> [EXERCISE BRIEF]:
Restate the records that follow. Every word must match.

> [Collection entries]:
________________
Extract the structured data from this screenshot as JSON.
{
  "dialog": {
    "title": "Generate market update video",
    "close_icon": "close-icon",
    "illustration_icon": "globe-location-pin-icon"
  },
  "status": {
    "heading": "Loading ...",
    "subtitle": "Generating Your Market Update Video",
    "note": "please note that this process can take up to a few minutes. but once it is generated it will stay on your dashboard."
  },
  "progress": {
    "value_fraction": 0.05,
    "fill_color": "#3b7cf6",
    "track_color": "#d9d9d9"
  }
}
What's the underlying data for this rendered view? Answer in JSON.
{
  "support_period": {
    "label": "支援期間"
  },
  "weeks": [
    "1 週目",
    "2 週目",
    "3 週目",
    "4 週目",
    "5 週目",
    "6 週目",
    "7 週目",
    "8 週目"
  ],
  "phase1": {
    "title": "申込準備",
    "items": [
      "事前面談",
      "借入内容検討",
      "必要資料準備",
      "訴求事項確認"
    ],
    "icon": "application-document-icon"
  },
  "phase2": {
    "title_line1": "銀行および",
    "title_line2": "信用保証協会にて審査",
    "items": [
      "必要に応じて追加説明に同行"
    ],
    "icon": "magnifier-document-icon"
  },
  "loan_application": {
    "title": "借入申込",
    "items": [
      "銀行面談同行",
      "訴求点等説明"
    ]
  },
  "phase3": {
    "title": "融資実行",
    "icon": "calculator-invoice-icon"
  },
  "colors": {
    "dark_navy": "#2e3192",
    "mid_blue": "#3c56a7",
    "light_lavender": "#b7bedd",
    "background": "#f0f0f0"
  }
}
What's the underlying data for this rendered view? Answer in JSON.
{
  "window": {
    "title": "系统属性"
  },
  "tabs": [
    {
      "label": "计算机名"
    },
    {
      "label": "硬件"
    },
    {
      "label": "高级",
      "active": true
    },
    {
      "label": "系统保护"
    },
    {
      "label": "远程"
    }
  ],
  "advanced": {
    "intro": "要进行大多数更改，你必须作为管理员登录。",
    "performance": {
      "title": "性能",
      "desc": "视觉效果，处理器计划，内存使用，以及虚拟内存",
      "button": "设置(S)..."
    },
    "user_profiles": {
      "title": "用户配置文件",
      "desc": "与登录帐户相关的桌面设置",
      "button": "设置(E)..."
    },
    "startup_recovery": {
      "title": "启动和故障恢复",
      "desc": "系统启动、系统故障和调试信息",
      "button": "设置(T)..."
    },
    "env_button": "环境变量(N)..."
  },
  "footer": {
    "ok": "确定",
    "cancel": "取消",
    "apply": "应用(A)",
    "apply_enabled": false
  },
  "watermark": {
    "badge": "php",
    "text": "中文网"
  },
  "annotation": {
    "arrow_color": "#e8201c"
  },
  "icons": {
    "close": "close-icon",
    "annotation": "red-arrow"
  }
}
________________
> [OUTPUT BELOW]:
Extract the structured data from this screenshot as JSON.
{
  "dialog": {
    "title": "Generate market update video",
    "close_icon": "close-icon",
    "illustration_icon": "globe-location-pin-icon"
  },
  "status": {
    "heading": "Loading ...",
    "subtitle": "Generating Your Market Update Video",
    "note": "please note that this process can take up to a few minutes. but once it is generated it will stay on your dashboard."
  },
  "progress": {
    "value_fraction": 0.05,
    "fill_color": "#3b7cf6",
    "track_color": "#d9d9d9"
  }
}
What's the underlying data for this rendered view? Answer in JSON.
{
  "support_period": {
    "label": "支援期間"
  },
  "weeks": [
    "1 週目",
    "2 週目",
    "3 週目",
    "4 週目",
    "5 週目",
    "6 週目",
    "7 週目",
    "8 週目"
  ],
  "phase1": {
    "title": "申込準備",
    "items": [
      "事前面談",
      "借入内容検討",
      "必要資料準備",
      "訴求事項確認"
    ],
    "icon": "application-document-icon"
  },
  "phase2": {
    "title_line1": "銀行および",
    "title_line2": "信用保証協会にて審査",
    "items": [
      "必要に応じて追加説明に同行"
    ],
    "icon": "magnifier-document-icon"
  },
  "loan_application": {
    "title": "借入申込",
    "items": [
      "銀行面談同行",
      "訴求点等説明"
    ]
  },
  "phase3": {
    "title": "融資実行",
    "icon": "calculator-invoice-icon"
  },
  "colors": {
    "dark_navy": "#2e3192",
    "mid_blue": "#3c56a7",
    "light_lavender": "#b7bedd",
    "background": "#f0f0f0"
  }
}
What's the underlying data for this rendered view? Answer in JSON.
{
  "window": {
    "title": "系统属性"
  },
  "tabs": [
    {
      "label": "计算机名"
    },
    {
      "label": "硬件"
    },
    {
      "label": "高级",
      "active": true
    },
    {
      "label": "系统保护"
    },
    {
      "label": "远程"
    }
  ],
  "advanced": {
    "intro": "要进行大多数更改，你必须作为管理员登录。",
    "performance": {
      "title": "性能",
      "desc": "视觉效果，处理器计划，内存使用，以及虚拟内存",
      "button": "设置(S)..."
    },
    "user_profiles": {
      "title": "用户配置文件",
      "desc": "与登录帐户相关的桌面设置",
      "button": "设置(E)..."
    },
    "startup_recovery": {
      "title": "启动和故障恢复",
      "desc": "系统启动、系统故障和调试信息",
      "button": "设置(T)..."
    },
    "env_button": "环境变量(N)..."
  },
  "footer": {
    "ok": "确定",
    "cancel": "取消",
    "apply": "应用(A)",
    "apply_enabled": false
  },
  "watermark": {
    "badge": "php",
    "text": "中文网"
  },
  "annotation": {
    "arrow_color": "#e8201c"
  },
  "icons": {
    "close": "close-icon",
    "annotation": "red-arrow"
  }
}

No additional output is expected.